• [THE DATA]
◇ ◇ ◇ ◇

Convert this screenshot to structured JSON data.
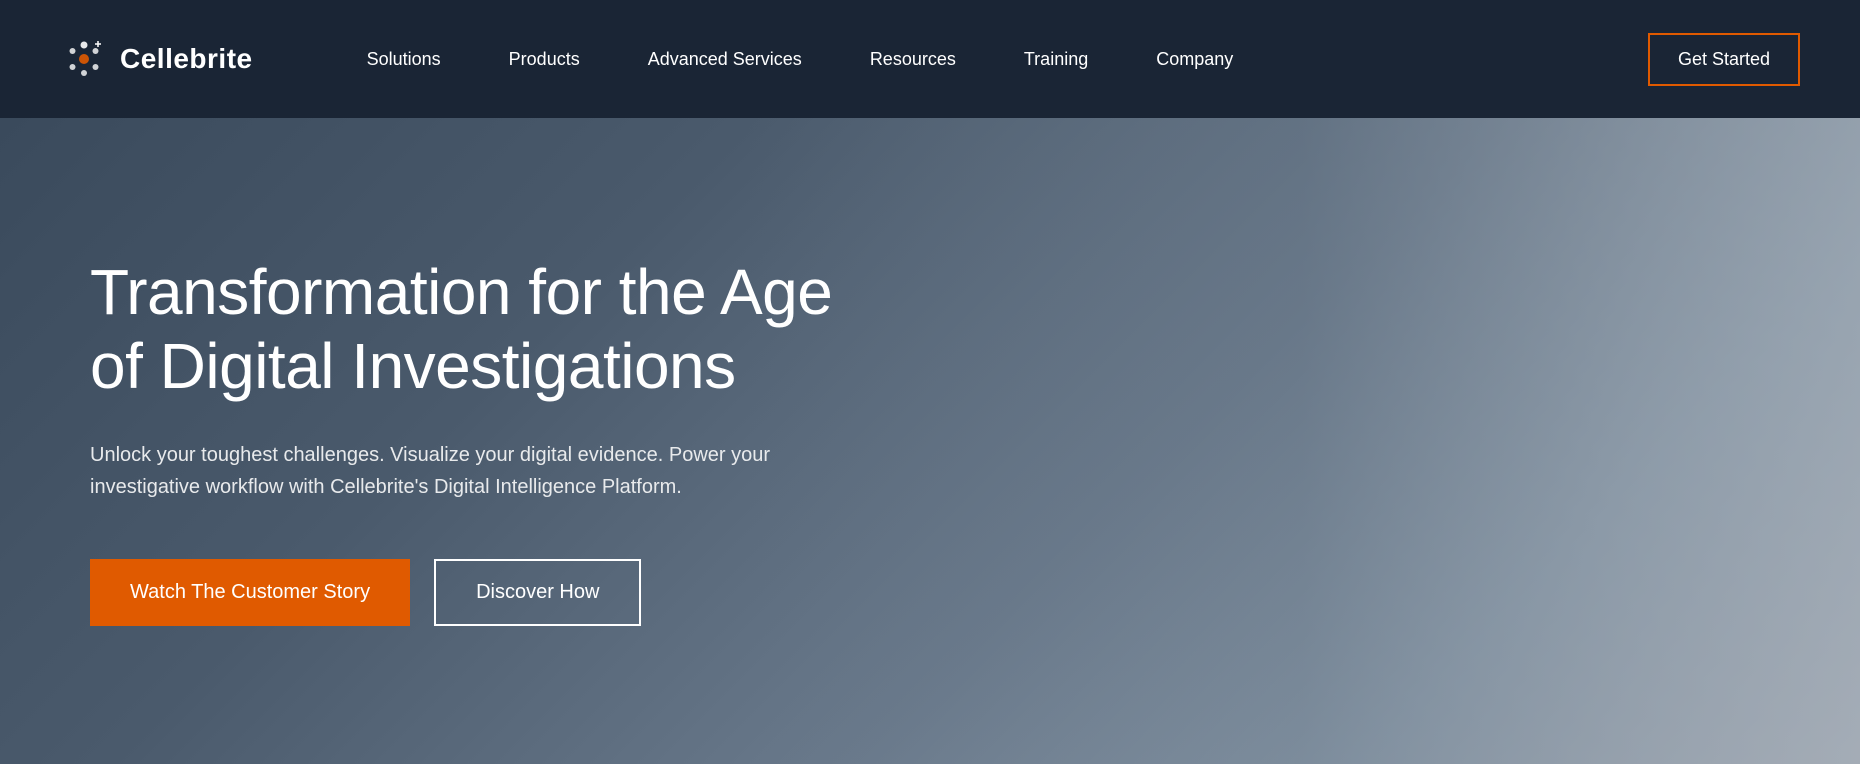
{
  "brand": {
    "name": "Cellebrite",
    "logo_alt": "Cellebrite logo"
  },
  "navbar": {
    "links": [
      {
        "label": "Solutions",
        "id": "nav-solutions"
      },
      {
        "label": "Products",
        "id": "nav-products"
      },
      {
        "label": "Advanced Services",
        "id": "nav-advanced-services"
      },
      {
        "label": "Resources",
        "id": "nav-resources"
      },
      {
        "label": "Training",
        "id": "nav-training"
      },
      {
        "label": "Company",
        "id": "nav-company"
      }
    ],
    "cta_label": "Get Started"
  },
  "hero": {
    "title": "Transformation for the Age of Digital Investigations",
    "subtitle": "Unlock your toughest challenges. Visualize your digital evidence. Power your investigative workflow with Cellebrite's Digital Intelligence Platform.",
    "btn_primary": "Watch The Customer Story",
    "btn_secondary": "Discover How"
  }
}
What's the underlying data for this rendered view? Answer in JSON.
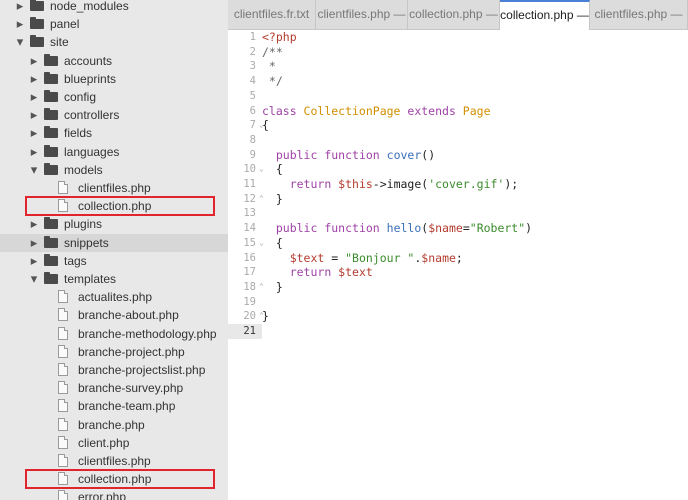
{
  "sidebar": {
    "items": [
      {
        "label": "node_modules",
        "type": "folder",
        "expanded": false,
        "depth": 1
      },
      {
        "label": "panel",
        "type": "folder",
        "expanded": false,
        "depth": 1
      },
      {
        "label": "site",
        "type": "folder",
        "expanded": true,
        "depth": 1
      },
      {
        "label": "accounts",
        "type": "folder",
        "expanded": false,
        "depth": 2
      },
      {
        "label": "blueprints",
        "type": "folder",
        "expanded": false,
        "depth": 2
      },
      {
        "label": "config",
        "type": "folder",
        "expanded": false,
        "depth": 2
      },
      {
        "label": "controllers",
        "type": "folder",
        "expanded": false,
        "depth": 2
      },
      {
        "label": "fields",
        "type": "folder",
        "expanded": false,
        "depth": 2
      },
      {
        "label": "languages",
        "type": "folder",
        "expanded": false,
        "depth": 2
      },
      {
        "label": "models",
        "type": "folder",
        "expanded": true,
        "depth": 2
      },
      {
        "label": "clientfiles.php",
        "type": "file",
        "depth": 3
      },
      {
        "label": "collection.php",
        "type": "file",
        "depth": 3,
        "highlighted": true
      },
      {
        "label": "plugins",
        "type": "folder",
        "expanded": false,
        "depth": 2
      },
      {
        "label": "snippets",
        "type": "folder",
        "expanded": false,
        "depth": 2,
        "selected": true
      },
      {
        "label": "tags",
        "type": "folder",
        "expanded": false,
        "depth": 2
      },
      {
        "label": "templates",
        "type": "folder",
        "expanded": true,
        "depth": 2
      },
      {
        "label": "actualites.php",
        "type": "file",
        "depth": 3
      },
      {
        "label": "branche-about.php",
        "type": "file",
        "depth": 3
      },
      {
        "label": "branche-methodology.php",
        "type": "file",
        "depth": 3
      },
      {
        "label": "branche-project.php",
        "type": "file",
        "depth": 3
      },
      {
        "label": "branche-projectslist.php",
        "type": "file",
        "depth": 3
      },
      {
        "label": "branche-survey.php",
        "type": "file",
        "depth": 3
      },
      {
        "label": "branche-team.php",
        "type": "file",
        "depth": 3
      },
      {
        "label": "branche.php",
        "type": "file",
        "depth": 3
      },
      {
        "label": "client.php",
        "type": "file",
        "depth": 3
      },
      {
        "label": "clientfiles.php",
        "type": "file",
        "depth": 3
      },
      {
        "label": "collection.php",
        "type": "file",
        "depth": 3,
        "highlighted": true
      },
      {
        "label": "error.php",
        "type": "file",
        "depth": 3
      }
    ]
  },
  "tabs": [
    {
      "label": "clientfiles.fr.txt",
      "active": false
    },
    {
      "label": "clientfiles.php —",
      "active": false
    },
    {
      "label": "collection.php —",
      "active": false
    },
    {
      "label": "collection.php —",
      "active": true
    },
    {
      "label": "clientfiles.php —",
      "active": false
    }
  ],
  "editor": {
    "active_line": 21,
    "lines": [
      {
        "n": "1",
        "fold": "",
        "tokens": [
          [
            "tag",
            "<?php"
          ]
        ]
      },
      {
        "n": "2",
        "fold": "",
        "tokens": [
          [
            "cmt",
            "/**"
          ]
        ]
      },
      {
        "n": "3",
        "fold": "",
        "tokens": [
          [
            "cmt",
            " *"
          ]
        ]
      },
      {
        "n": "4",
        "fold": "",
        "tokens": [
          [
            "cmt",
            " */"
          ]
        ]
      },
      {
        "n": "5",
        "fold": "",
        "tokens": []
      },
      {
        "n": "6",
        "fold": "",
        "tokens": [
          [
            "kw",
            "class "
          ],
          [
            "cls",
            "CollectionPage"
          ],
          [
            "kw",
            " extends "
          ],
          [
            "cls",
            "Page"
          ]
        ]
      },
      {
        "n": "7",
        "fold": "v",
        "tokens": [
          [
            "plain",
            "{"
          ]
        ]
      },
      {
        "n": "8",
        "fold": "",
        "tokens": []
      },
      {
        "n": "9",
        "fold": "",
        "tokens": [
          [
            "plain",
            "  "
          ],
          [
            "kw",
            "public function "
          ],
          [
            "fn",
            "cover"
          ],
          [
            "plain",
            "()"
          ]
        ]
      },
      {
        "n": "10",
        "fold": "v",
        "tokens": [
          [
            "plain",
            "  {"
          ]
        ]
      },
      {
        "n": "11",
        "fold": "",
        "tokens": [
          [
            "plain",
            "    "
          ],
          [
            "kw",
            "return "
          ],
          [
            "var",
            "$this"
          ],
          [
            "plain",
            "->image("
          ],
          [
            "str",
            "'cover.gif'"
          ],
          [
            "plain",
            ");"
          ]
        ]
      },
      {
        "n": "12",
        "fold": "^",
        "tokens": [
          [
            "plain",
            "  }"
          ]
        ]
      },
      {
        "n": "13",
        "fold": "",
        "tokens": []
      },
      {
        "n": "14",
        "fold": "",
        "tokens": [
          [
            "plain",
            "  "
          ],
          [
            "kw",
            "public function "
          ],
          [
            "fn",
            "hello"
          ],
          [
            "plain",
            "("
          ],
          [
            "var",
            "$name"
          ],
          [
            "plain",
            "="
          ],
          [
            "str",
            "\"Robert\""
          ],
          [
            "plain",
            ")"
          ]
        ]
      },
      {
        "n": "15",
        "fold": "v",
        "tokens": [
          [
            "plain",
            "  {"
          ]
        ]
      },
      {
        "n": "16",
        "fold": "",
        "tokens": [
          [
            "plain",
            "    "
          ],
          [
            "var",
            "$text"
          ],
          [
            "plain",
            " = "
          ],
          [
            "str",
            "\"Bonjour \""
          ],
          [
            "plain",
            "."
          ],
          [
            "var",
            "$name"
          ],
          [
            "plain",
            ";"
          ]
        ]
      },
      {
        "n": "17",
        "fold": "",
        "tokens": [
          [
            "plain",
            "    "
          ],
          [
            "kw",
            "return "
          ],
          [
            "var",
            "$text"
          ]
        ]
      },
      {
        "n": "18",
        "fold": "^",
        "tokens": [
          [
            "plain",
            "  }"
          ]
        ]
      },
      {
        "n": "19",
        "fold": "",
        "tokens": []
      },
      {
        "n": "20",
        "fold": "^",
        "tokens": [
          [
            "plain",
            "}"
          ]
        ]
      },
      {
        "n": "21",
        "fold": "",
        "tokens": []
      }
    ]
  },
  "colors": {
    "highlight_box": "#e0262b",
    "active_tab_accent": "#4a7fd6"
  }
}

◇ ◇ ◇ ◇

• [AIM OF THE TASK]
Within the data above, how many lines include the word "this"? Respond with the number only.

• [EXERCISE RESULT]
3